Finally, Hartjes contends that his initial plea was involuntary because he did not know that he would be sentenced based on additional read-in charges. This argument is a bit hard to follow, because no one could have told him about the as-yet unknown accusations; we assume, however, that his basic point here is that he would have insisted on a full trial, had he known then what he knows now. As the Supreme Court observed in Brady v. United States,
the plea is more than an admission of past conduct; it is the defendant's consent that judgment of conviction may be entered without a trial-a waiver of his right to trial before a jury or a judge. Waivers of constitutional rights not only must be voluntary but must be knowing, intelligent acts done with sufficient awareness of the relevant circumstances and likely consequences.
397 U.S. 742, 748, 90 S.Ct. 1463, 25 L.Ed.2d 747 (1970). See generally Boykin v. Alabama, 395 U.S. 238, 89 S.Ct. 1709, 23 L.Ed.2d 274 (1969). In Wisconsin, the standard to withdraw a plea post-sentencing is that the defendant must prove “manifest injustice” by clear and convincing evidence. State v. Nawrocke, 193 Wis.2d 373, 534 N.W.2d 624, 626 (1995) (“The ‘manifest injustice’ test is rooted in concepts of constitutional dimension, requiring the showing of a serious flaw in the fundamental integrity of the plea.”).
The Wisconsin Court of Appeals recognized this principle, but it nevertheless rejected Hartjes's argument. It reasoned that although the plea agreement did not mention read-in offenses, the State was “free to present uncharged offenses to establish his character regardless of whether he agreed.” Hartjes, the Court of Appeals ruled, failed to “establish[ ] any manifest injustice that arises from characterizing the additional offenses as read-ins rather than merely uncharged offenses.” To the extent that his involuntariness argument depends upon either a modification of the plea agreement or the reference to the additional allegations as “read in,” this argument merely rehashes Hartjes's ineffective assistance claim. For the same reasons that the state court was not unreasonable in holding that the prosecutor's mistake was a technical rather than substantial breach of the plea agreement, it was not unreasonable in finding that this glitch in the proceedings did not undermine the voluntariness of Hartjes's decision to enter into the plea agreement.

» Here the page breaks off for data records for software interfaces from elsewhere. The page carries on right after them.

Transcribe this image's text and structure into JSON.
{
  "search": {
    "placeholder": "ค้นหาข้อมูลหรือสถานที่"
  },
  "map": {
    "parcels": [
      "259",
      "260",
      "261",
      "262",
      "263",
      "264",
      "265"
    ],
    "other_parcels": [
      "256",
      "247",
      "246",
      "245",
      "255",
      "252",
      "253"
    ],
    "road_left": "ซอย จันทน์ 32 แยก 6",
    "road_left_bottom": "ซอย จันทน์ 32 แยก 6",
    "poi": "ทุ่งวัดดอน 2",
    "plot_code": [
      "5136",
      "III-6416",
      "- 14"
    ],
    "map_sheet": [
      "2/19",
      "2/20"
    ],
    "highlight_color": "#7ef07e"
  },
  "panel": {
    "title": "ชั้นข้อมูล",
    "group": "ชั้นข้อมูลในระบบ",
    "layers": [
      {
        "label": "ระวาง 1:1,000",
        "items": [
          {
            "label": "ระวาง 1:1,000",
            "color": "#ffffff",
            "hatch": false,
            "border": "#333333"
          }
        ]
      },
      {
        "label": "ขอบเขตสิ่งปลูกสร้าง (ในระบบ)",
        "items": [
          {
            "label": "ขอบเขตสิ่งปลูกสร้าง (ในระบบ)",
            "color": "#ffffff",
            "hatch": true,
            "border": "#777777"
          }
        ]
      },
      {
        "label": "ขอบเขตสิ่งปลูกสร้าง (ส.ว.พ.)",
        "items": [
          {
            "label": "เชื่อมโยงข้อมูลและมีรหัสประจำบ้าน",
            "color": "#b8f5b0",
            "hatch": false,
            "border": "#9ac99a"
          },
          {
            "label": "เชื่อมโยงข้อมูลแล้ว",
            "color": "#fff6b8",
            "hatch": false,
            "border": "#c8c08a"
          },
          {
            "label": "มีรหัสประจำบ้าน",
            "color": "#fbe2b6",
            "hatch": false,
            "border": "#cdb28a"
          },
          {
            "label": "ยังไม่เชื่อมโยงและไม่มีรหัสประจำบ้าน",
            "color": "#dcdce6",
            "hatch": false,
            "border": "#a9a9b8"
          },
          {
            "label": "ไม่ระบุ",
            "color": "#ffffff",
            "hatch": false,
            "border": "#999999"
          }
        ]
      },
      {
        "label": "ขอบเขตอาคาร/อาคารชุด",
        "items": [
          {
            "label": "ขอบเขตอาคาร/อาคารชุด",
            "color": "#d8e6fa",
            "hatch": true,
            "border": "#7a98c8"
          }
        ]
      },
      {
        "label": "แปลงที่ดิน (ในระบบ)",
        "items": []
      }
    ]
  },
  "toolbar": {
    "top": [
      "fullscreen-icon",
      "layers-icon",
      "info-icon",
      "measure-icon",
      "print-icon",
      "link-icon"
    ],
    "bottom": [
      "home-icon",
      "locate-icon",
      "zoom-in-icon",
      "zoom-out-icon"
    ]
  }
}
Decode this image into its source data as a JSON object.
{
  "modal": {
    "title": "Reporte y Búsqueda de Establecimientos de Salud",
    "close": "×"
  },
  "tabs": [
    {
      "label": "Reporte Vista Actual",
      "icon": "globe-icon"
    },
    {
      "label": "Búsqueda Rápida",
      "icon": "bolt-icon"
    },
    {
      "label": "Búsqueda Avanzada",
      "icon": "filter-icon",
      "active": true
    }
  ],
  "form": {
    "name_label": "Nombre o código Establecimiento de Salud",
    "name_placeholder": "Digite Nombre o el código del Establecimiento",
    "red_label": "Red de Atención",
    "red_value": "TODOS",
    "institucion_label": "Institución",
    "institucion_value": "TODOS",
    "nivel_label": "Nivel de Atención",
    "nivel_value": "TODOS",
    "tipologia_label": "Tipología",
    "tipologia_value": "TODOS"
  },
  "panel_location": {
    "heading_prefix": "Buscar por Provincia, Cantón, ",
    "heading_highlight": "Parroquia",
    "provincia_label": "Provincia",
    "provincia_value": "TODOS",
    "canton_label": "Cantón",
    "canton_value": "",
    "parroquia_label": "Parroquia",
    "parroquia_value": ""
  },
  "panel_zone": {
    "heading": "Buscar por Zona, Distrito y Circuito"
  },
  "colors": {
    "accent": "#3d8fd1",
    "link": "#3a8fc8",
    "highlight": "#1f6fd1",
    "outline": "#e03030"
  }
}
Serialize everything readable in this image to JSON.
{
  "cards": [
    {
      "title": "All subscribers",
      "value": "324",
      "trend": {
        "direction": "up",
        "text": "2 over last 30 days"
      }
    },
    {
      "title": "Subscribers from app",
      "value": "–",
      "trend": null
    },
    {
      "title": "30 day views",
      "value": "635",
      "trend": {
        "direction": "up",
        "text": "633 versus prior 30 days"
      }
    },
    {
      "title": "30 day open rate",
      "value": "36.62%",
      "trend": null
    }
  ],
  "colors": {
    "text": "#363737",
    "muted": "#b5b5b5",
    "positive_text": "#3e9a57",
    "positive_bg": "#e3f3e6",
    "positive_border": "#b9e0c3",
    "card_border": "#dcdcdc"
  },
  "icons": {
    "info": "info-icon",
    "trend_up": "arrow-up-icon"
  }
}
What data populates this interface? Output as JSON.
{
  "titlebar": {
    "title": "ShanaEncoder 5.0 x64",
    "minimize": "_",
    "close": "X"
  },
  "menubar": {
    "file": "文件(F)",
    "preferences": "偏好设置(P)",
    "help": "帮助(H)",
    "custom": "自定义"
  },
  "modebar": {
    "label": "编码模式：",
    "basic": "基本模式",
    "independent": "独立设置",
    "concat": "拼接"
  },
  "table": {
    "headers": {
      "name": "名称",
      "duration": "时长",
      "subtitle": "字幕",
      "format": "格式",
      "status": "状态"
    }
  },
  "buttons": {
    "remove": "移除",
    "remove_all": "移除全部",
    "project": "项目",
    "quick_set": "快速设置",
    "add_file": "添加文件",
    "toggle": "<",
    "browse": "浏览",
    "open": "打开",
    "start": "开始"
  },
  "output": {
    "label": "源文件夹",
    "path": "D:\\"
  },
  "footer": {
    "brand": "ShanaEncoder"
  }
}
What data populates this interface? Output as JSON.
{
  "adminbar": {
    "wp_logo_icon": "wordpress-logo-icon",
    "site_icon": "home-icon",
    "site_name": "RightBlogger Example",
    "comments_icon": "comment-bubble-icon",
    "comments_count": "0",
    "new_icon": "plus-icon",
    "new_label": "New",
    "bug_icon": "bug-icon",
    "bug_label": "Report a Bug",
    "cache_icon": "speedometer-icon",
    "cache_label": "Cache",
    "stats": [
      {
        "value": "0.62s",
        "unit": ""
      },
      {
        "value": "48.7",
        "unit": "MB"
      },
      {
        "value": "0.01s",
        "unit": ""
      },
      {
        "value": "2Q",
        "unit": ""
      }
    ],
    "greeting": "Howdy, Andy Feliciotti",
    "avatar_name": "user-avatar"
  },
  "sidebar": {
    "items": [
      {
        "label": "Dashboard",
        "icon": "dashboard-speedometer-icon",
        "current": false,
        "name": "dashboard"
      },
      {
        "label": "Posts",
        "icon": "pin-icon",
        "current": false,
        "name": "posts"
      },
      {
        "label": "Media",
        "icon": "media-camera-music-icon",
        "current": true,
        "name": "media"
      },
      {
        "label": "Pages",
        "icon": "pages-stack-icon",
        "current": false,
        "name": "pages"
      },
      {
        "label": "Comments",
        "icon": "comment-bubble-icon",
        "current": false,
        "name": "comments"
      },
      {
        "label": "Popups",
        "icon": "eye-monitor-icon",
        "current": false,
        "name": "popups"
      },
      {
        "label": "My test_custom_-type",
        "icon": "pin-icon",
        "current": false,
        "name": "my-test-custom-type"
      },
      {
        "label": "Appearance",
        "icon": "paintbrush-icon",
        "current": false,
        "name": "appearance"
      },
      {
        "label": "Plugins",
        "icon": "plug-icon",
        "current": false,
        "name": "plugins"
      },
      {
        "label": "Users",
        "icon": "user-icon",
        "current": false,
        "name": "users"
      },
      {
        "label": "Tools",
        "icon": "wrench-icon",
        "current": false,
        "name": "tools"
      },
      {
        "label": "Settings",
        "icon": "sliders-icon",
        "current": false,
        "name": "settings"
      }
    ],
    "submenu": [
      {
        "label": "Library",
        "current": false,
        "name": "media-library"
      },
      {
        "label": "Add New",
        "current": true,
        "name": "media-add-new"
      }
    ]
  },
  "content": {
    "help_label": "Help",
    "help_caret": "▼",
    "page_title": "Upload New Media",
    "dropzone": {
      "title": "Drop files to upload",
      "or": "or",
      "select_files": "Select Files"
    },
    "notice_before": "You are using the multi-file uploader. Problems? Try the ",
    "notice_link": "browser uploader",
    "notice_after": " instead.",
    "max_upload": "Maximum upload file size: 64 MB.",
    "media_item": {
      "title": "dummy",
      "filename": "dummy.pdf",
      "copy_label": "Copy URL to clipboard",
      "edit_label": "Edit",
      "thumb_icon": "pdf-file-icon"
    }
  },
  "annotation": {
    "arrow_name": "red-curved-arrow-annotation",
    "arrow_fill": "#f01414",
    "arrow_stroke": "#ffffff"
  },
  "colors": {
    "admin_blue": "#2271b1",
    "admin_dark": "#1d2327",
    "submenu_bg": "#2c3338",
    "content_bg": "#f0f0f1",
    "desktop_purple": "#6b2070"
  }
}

He assured the court during his plea colloquy that he was acting of his own free will, and he knew that he faced up to 120 years in prison. There is certainly nothing to suggest that Hartjes had the unreasonable expectation that the court could not consider his character in the course of sentencing. The district court was correct in rejecting this alternate ground for habeas corpus relief.
Finding no merit in any of Hartjes's arguments, we Affirm the judgment of the district court.
WOOD, Circuit Judge.